Teens get counseling and guidance on responsible sexual conduct, for instance, prevention of HIV and STIs infection, methods of birth control, and abstinence. For instance, birth control and Pap test are the most reported reproductive health services sought by adolescents. Nearly 71 percent of adolescent females reported receiving a Pap test every year (American Psychological Association., 2020). In essence, counseling on the various birth control methods is essential for adolescent females and can help to reduce the number of females who suspend using their contraception method. Furthermore, school counselors should engage in the process of students’ sexual and gender minority identity development to improve their experience with education by promoting respect and equality in students (Simons et al., 2020). Thus, sexual and reproductive health-related services present an essential part of practice for professional school counselors.

Oral Health Services

School students often engage in dangerous or negative behaviors, such as smoking. Nearly 30% of high school students regularly use tobacco products; the smoking cessation interventions in school students involve medical counseling and dental counseling (Wang et al., 2019). Aesthetic and orthodontic concerns create visits to the dentist, and dental pathologies are not only often symptomatic but also common among adolescents. This recurrent interaction offers dentists the responsibility and opportunities to involve their pubescent patients in encouraging productive health behaviors, recognizing health conditions that require a referral, and detecting risky behaviors and eating disorders (American Psychological Association., 2020). However, regardless of the regularity with which they visit a dentist, the dental profession has, until recently, concentrated less on adolescents’ past orthodontic matters.

The scope of responsibilities of a school counselor is diverse as it involves both direct and indirect activities for various age groups. According to the ASCA National Model, school counselors help students in the application of strategies for academic achievements, assist in the management of emotions with interpersonal skills and plan postsecondary options (higher education, military, workforce) (American School Counselor Association, 2019). Yet, indirectly counselors’ duties are not limited by this list. Their indirect responsibilities include Program Planning/Coordinating and professional development (Erford, 2019). In fact, the personal skills and characteristics that the counselor has may allow him or her to take leadership roles or act as a role model.


In conclusion, the profession of a school counselor demands professionalism and integrity. A solid education and the desire to grow as a professional are essential. There are plenty of challenges associated with this job, yet, there are defined codes of conduct and ethical guidelines that make the decision–making process of school counselors easier. It is important to remember the mission of a school counselor, which is to help students become the best version of themselves.
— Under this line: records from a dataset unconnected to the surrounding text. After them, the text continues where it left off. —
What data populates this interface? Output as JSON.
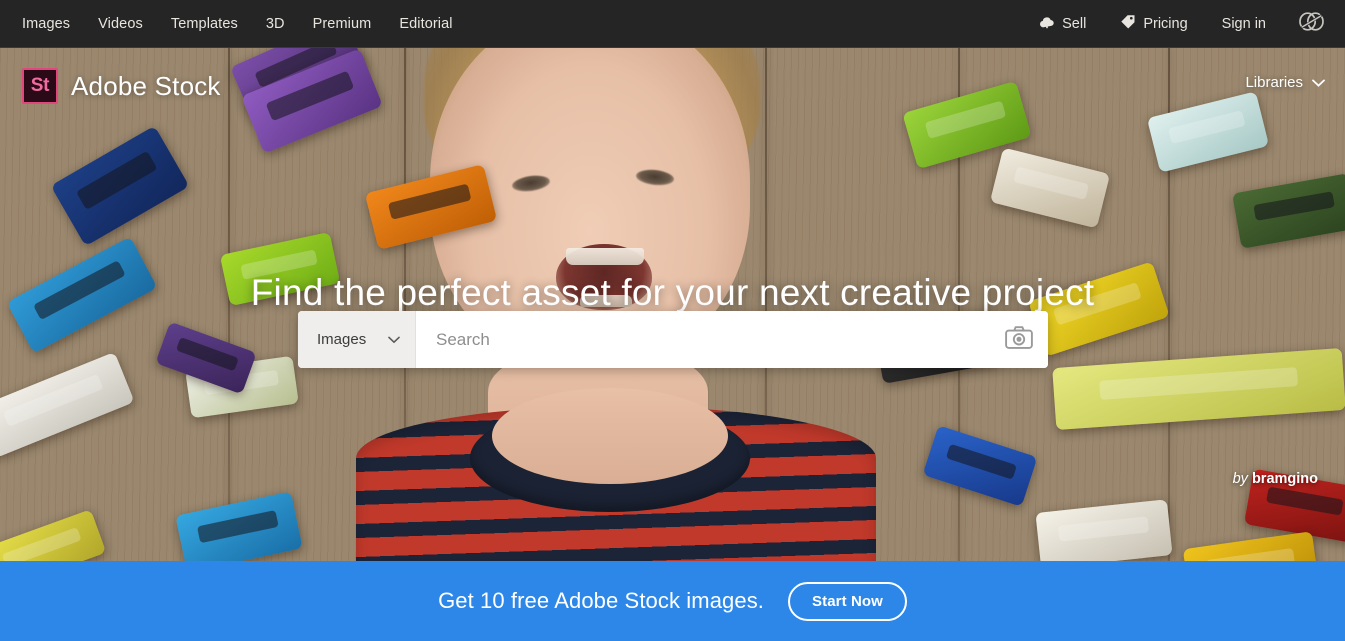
{
  "topbar": {
    "nav_links": [
      {
        "label": "Images"
      },
      {
        "label": "Videos"
      },
      {
        "label": "Templates"
      },
      {
        "label": "3D"
      },
      {
        "label": "Premium"
      },
      {
        "label": "Editorial"
      }
    ],
    "sell": {
      "label": "Sell",
      "icon": "cloud-upload-icon"
    },
    "pricing": {
      "label": "Pricing",
      "icon": "price-tag-icon"
    },
    "signin": {
      "label": "Sign in"
    },
    "creative_cloud": {
      "icon": "creative-cloud-icon"
    }
  },
  "hero": {
    "logo": {
      "mark": "St",
      "text": "Adobe Stock"
    },
    "libraries": {
      "label": "Libraries",
      "icon": "chevron-down-icon"
    },
    "headline": "Find the perfect asset for your next creative project",
    "attribution": {
      "by": "by",
      "author": "bramgino"
    }
  },
  "search": {
    "type_selected": "Images",
    "type_icon": "chevron-down-icon",
    "placeholder": "Search",
    "value": "",
    "camera_icon": "camera-icon"
  },
  "promo": {
    "text": "Get 10 free Adobe Stock images.",
    "button_label": "Start Now"
  },
  "colors": {
    "topbar_bg": "#252525",
    "promo_blue": "#2d87e8",
    "logo_pink": "#e1467c",
    "text_light": "#e8e4de"
  }
}
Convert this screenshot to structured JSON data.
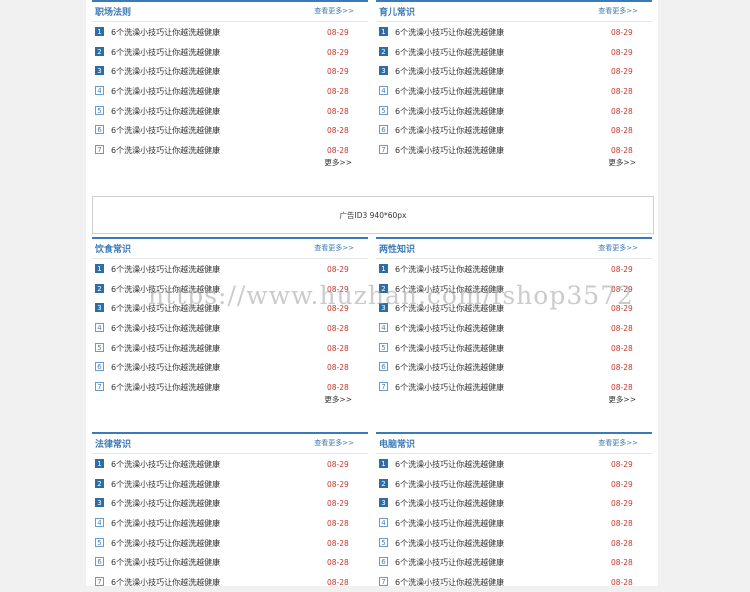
{
  "watermark": "https://www.huzhan.com/fshop3572",
  "ad": {
    "label": "广告ID3 940*60px"
  },
  "panels": [
    {
      "title": "职场法则",
      "more": "查看更多>>",
      "bottom_more": "更多>>",
      "items": [
        {
          "num": "1",
          "title": "6个洗澡小技巧让你越洗越健康",
          "date": "08-29"
        },
        {
          "num": "2",
          "title": "6个洗澡小技巧让你越洗越健康",
          "date": "08-29"
        },
        {
          "num": "3",
          "title": "6个洗澡小技巧让你越洗越健康",
          "date": "08-29"
        },
        {
          "num": "4",
          "title": "6个洗澡小技巧让你越洗越健康",
          "date": "08-28"
        },
        {
          "num": "5",
          "title": "6个洗澡小技巧让你越洗越健康",
          "date": "08-28"
        },
        {
          "num": "6",
          "title": "6个洗澡小技巧让你越洗越健康",
          "date": "08-28"
        },
        {
          "num": "7",
          "title": "6个洗澡小技巧让你越洗越健康",
          "date": "08-28"
        }
      ]
    },
    {
      "title": "育儿常识",
      "more": "查看更多>>",
      "bottom_more": "更多>>",
      "items": [
        {
          "num": "1",
          "title": "6个洗澡小技巧让你越洗越健康",
          "date": "08-29"
        },
        {
          "num": "2",
          "title": "6个洗澡小技巧让你越洗越健康",
          "date": "08-29"
        },
        {
          "num": "3",
          "title": "6个洗澡小技巧让你越洗越健康",
          "date": "08-29"
        },
        {
          "num": "4",
          "title": "6个洗澡小技巧让你越洗越健康",
          "date": "08-28"
        },
        {
          "num": "5",
          "title": "6个洗澡小技巧让你越洗越健康",
          "date": "08-28"
        },
        {
          "num": "6",
          "title": "6个洗澡小技巧让你越洗越健康",
          "date": "08-28"
        },
        {
          "num": "7",
          "title": "6个洗澡小技巧让你越洗越健康",
          "date": "08-28"
        }
      ]
    },
    {
      "title": "饮食常识",
      "more": "查看更多>>",
      "bottom_more": "更多>>",
      "items": [
        {
          "num": "1",
          "title": "6个洗澡小技巧让你越洗越健康",
          "date": "08-29"
        },
        {
          "num": "2",
          "title": "6个洗澡小技巧让你越洗越健康",
          "date": "08-29"
        },
        {
          "num": "3",
          "title": "6个洗澡小技巧让你越洗越健康",
          "date": "08-29"
        },
        {
          "num": "4",
          "title": "6个洗澡小技巧让你越洗越健康",
          "date": "08-28"
        },
        {
          "num": "5",
          "title": "6个洗澡小技巧让你越洗越健康",
          "date": "08-28"
        },
        {
          "num": "6",
          "title": "6个洗澡小技巧让你越洗越健康",
          "date": "08-28"
        },
        {
          "num": "7",
          "title": "6个洗澡小技巧让你越洗越健康",
          "date": "08-28"
        }
      ]
    },
    {
      "title": "两性知识",
      "more": "查看更多>>",
      "bottom_more": "更多>>",
      "items": [
        {
          "num": "1",
          "title": "6个洗澡小技巧让你越洗越健康",
          "date": "08-29"
        },
        {
          "num": "2",
          "title": "6个洗澡小技巧让你越洗越健康",
          "date": "08-29"
        },
        {
          "num": "3",
          "title": "6个洗澡小技巧让你越洗越健康",
          "date": "08-29"
        },
        {
          "num": "4",
          "title": "6个洗澡小技巧让你越洗越健康",
          "date": "08-28"
        },
        {
          "num": "5",
          "title": "6个洗澡小技巧让你越洗越健康",
          "date": "08-28"
        },
        {
          "num": "6",
          "title": "6个洗澡小技巧让你越洗越健康",
          "date": "08-28"
        },
        {
          "num": "7",
          "title": "6个洗澡小技巧让你越洗越健康",
          "date": "08-28"
        }
      ]
    },
    {
      "title": "法律常识",
      "more": "查看更多>>",
      "bottom_more": "",
      "items": [
        {
          "num": "1",
          "title": "6个洗澡小技巧让你越洗越健康",
          "date": "08-29"
        },
        {
          "num": "2",
          "title": "6个洗澡小技巧让你越洗越健康",
          "date": "08-29"
        },
        {
          "num": "3",
          "title": "6个洗澡小技巧让你越洗越健康",
          "date": "08-29"
        },
        {
          "num": "4",
          "title": "6个洗澡小技巧让你越洗越健康",
          "date": "08-28"
        },
        {
          "num": "5",
          "title": "6个洗澡小技巧让你越洗越健康",
          "date": "08-28"
        },
        {
          "num": "6",
          "title": "6个洗澡小技巧让你越洗越健康",
          "date": "08-28"
        },
        {
          "num": "7",
          "title": "6个洗澡小技巧让你越洗越健康",
          "date": "08-28"
        }
      ]
    },
    {
      "title": "电脑常识",
      "more": "查看更多>>",
      "bottom_more": "",
      "items": [
        {
          "num": "1",
          "title": "6个洗澡小技巧让你越洗越健康",
          "date": "08-29"
        },
        {
          "num": "2",
          "title": "6个洗澡小技巧让你越洗越健康",
          "date": "08-29"
        },
        {
          "num": "3",
          "title": "6个洗澡小技巧让你越洗越健康",
          "date": "08-29"
        },
        {
          "num": "4",
          "title": "6个洗澡小技巧让你越洗越健康",
          "date": "08-28"
        },
        {
          "num": "5",
          "title": "6个洗澡小技巧让你越洗越健康",
          "date": "08-28"
        },
        {
          "num": "6",
          "title": "6个洗澡小技巧让你越洗越健康",
          "date": "08-28"
        },
        {
          "num": "7",
          "title": "6个洗澡小技巧让你越洗越健康",
          "date": "08-28"
        }
      ]
    }
  ]
}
American School Counselor Association (2019). ASCA National Model: A framework for school counseling programs. Alexandria, VA: American School Counselor Association.
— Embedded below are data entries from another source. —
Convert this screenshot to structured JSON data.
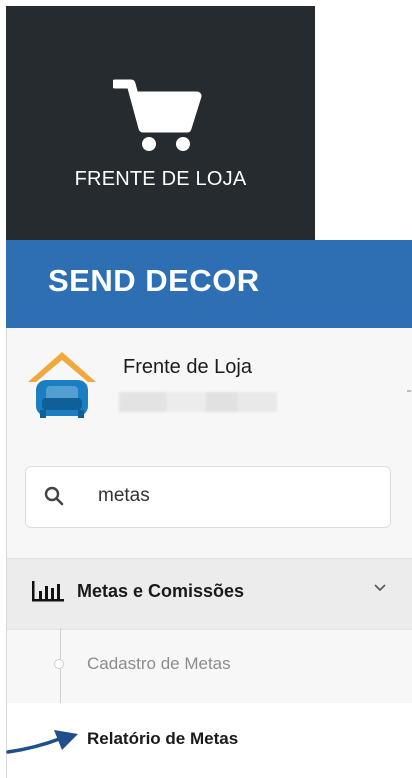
{
  "tile": {
    "label": "FRENTE DE LOJA",
    "icon": "shopping-cart-icon"
  },
  "header": {
    "brand": "SEND DECOR",
    "color": "#2e6fb4"
  },
  "profile": {
    "name": "Frente de Loja",
    "icon": "house-armchair-logo"
  },
  "search": {
    "value": "metas",
    "icon": "search-icon"
  },
  "menu": {
    "group_label": "Metas e Comissões",
    "group_icon": "bar-chart-icon",
    "items": [
      {
        "label": "Cadastro de Metas"
      },
      {
        "label": "Relatório de Metas"
      }
    ]
  },
  "colors": {
    "tile_bg": "#262b2f",
    "arrow": "#1f4e8c"
  }
}
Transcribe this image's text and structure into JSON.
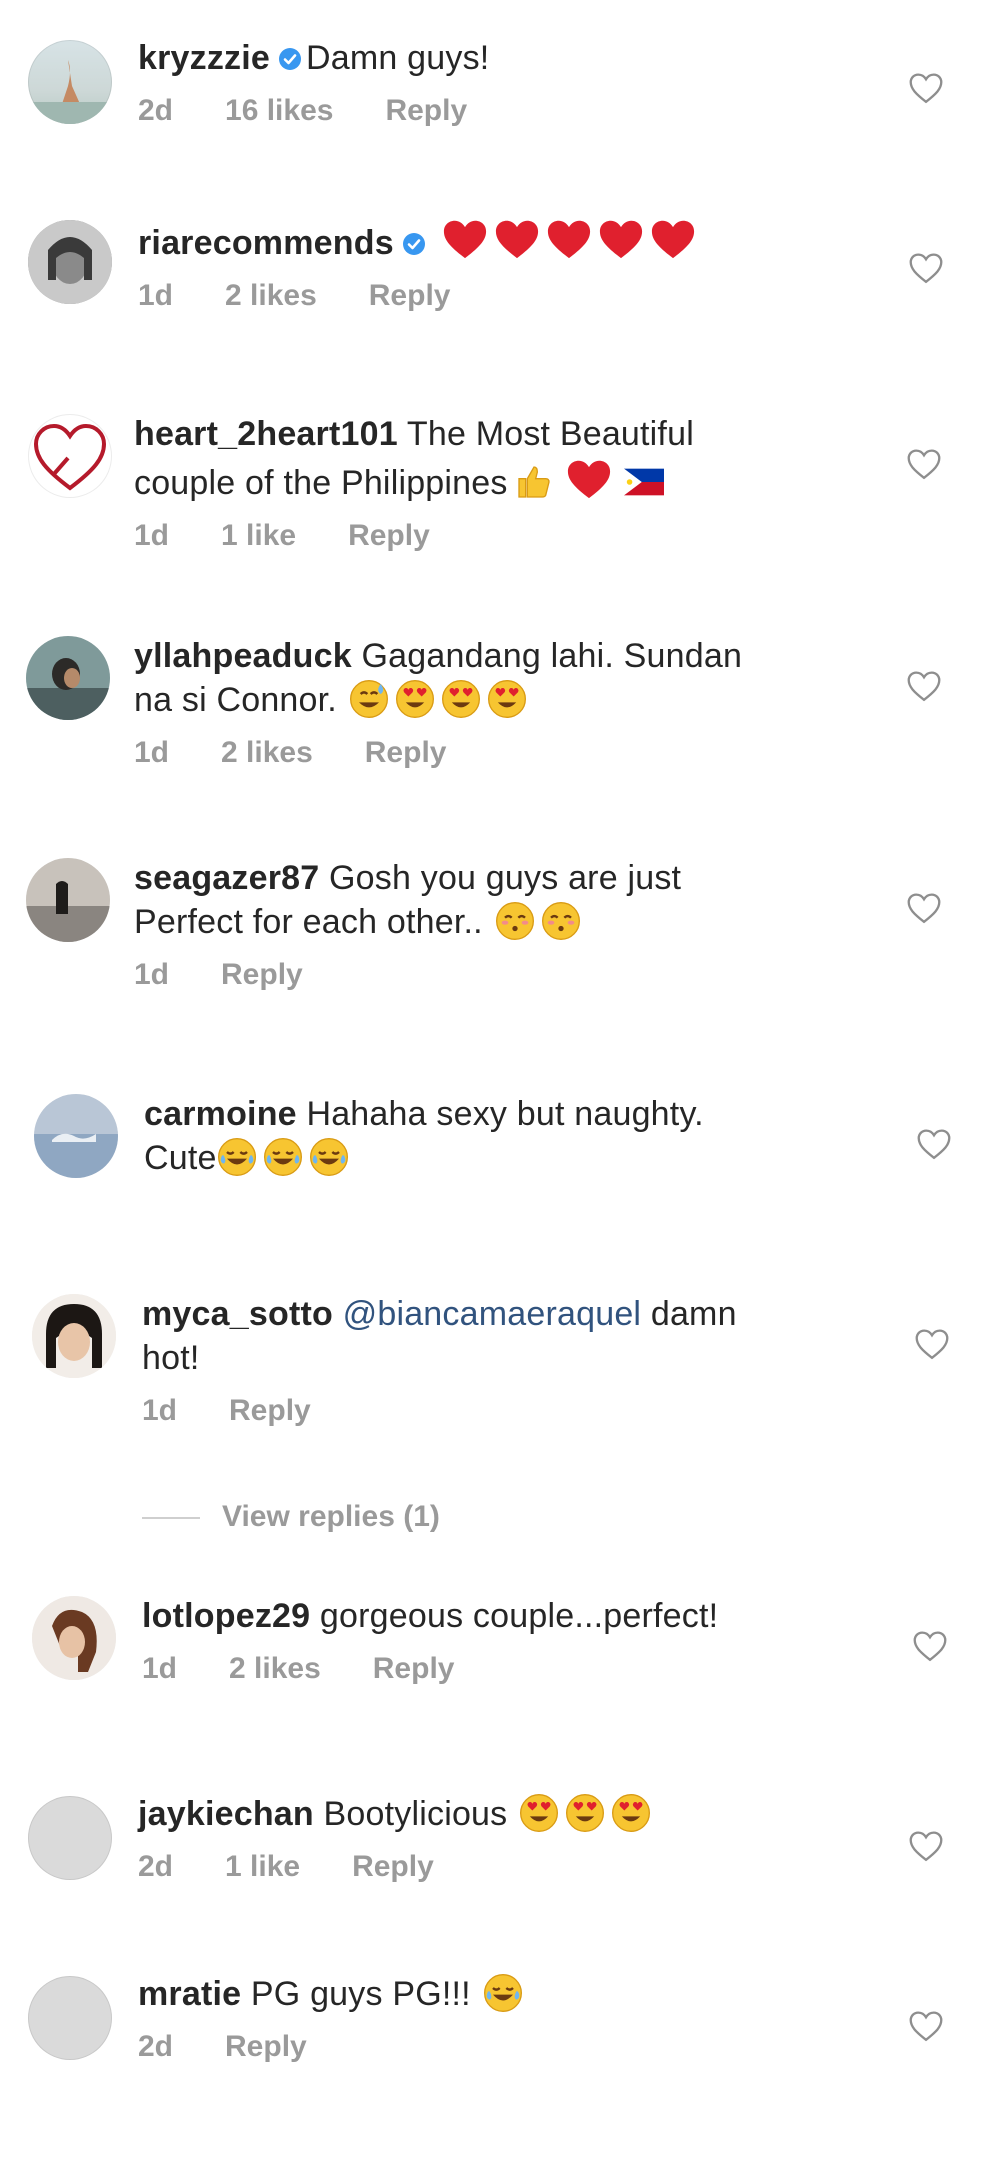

American Psychological Association (2020). APA publication manual (7th edition). Washington, DC: APA.

Erford, B.T. (2019). Transforming the school counseling profession (5th edition). Boston, MA: Pearson.

Lambie, G. W., Stickl, H. J., Borland, J. R., & Campbell, L. O. (2019). Who took ‘counseling’ out of the role of professional school counselors in the United States? Journal of School-Based Counseling Policy and Evaluation, 1(3), 51-61.

Simons, J. D., & Beck, M. J. (2020). Sexual and gender minority identity development: recommendations for school counselors. Journal of School Counseling, 18(20), 1-30.

Wang, T. W., Gentzke, A. S., Creamer, M. R., Cullen, K. A., Holder-Hayes, E., Sawdey, M. D., Anic, G. M., Portnoy, D. B., Hu, S., Homa, D. M., Jamal, A., & Neff, L. J. (2019). Tobacco product use and associated factors among middle and high school students – United States, 2019. Morbidity and Mortality Weekly Report – Surveillance Summaries, 68(12), 1–22.